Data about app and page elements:
·····

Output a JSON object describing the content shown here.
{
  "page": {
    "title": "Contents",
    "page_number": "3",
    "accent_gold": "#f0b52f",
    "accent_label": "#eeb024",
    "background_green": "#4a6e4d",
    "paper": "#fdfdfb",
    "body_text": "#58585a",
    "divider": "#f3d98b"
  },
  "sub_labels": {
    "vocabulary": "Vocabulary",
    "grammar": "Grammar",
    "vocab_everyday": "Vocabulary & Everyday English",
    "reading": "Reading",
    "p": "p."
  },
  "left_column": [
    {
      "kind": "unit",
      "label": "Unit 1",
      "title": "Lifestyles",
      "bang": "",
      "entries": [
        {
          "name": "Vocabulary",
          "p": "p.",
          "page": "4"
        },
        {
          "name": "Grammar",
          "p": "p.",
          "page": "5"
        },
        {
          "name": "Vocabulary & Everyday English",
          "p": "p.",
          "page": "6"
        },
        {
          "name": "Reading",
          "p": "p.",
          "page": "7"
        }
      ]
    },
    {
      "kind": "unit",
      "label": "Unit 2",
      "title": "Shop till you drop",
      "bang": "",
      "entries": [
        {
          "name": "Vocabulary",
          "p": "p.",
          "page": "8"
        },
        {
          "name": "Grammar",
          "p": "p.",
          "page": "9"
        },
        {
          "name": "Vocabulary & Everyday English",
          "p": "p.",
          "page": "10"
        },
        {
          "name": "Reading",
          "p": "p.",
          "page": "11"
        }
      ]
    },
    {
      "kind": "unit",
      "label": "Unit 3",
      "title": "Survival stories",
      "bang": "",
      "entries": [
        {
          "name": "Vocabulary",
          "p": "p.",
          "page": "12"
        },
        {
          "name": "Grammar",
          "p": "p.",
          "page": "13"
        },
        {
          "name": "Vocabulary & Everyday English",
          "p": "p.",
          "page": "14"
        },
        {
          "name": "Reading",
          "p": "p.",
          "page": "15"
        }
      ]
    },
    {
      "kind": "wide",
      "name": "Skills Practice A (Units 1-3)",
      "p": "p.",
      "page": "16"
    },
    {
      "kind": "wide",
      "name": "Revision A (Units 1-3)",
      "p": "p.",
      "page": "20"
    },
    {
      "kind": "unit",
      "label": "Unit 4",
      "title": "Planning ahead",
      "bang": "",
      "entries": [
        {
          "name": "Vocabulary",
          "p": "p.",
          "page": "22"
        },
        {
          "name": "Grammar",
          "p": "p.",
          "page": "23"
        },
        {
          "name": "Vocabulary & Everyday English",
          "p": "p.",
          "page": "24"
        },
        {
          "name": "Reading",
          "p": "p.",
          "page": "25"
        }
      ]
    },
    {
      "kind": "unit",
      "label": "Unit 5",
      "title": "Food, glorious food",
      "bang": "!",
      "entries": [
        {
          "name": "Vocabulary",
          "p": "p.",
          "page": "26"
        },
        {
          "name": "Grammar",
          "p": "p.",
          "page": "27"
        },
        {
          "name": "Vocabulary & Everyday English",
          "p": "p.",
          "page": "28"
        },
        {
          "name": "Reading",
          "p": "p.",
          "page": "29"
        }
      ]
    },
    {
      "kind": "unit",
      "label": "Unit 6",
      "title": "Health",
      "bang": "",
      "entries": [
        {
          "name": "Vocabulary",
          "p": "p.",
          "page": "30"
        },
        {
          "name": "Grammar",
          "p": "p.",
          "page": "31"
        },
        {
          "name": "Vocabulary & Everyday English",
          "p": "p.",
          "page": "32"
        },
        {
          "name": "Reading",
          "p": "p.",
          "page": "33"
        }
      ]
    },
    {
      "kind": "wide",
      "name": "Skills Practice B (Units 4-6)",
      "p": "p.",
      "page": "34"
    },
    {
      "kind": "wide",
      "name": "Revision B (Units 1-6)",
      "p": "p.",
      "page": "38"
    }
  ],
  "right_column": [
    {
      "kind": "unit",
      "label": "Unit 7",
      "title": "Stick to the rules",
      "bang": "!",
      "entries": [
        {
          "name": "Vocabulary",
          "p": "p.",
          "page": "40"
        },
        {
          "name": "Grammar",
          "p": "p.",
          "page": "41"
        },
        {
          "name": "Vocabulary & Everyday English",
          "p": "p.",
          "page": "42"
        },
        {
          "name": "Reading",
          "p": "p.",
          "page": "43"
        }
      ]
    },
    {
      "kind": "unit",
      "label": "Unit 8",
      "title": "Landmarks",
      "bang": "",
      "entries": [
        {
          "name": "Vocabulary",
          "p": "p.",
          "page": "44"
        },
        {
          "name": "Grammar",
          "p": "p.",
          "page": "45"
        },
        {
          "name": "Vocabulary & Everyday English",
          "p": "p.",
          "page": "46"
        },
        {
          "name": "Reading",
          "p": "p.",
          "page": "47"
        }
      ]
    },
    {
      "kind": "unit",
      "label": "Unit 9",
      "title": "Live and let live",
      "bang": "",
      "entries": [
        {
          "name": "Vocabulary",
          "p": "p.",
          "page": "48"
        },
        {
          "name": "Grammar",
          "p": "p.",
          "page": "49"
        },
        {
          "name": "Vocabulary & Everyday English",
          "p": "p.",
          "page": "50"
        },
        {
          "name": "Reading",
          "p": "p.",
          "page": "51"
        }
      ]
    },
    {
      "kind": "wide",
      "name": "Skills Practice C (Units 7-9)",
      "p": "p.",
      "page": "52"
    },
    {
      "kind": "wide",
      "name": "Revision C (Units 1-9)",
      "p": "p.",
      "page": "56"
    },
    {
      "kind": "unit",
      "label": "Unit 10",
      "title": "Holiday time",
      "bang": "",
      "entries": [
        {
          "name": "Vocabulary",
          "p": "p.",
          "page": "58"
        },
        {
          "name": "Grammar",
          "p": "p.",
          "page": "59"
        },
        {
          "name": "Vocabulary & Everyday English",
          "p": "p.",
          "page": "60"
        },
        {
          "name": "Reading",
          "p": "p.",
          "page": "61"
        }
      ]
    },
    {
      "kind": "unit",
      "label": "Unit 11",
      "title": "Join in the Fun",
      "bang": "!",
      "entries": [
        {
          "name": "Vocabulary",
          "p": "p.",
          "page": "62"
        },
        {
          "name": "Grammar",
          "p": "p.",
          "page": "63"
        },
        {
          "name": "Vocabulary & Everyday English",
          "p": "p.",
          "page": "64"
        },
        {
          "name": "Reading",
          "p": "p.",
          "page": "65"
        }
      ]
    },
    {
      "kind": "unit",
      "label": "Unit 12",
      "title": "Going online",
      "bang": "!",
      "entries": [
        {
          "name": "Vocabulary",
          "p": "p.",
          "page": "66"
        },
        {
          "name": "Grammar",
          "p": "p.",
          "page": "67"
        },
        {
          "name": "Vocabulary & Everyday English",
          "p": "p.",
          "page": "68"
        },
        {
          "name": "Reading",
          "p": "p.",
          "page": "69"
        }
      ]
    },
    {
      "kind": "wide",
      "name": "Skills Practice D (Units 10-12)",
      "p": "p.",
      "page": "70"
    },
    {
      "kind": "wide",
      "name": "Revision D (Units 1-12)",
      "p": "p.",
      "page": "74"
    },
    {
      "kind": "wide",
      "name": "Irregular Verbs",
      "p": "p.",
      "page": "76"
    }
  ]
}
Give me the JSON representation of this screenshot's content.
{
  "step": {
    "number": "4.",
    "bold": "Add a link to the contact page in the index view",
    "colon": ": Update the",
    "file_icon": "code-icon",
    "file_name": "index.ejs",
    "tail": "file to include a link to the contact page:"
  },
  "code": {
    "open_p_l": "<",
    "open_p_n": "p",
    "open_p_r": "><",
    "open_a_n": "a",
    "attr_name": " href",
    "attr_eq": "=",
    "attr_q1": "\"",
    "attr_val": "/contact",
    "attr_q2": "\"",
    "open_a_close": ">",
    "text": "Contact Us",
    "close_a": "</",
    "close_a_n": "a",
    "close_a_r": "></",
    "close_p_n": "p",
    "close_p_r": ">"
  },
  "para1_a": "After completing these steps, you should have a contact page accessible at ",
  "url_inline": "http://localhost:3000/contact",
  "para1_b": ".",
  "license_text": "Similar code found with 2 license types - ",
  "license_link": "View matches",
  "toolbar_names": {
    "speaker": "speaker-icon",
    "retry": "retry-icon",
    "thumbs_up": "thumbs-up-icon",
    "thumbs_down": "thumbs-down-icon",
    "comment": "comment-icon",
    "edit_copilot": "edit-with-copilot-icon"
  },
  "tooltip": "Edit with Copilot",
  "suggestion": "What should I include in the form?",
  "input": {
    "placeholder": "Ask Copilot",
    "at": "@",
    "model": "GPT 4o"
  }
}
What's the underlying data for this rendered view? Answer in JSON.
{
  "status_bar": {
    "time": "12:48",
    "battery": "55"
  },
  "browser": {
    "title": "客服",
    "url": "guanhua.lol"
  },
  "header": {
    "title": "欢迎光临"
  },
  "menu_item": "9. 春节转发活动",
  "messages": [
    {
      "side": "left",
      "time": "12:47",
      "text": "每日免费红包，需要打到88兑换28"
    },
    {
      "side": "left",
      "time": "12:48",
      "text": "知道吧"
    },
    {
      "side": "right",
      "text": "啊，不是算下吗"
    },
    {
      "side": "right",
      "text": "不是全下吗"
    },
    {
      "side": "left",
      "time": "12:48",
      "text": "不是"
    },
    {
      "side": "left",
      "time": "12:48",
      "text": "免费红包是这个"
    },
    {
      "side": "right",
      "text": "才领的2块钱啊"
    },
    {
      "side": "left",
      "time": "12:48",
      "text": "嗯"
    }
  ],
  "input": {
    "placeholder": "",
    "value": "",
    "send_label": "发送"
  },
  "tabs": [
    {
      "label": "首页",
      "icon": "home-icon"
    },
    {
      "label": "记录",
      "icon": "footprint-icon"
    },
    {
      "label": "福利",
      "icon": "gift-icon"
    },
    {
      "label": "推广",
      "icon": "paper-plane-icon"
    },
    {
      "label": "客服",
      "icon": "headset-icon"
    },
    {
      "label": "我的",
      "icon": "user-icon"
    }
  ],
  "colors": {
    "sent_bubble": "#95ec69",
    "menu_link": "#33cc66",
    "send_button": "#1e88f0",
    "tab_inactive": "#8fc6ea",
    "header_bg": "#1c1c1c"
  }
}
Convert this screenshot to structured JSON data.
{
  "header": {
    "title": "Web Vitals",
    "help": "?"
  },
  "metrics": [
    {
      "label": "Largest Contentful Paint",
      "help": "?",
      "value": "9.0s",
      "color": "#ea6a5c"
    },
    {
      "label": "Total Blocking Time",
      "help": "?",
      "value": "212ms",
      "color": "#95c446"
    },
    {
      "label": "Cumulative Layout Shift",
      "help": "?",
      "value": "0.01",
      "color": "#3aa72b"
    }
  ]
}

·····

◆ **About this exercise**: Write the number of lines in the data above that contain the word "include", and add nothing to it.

◆ **Output for this exercise**: 2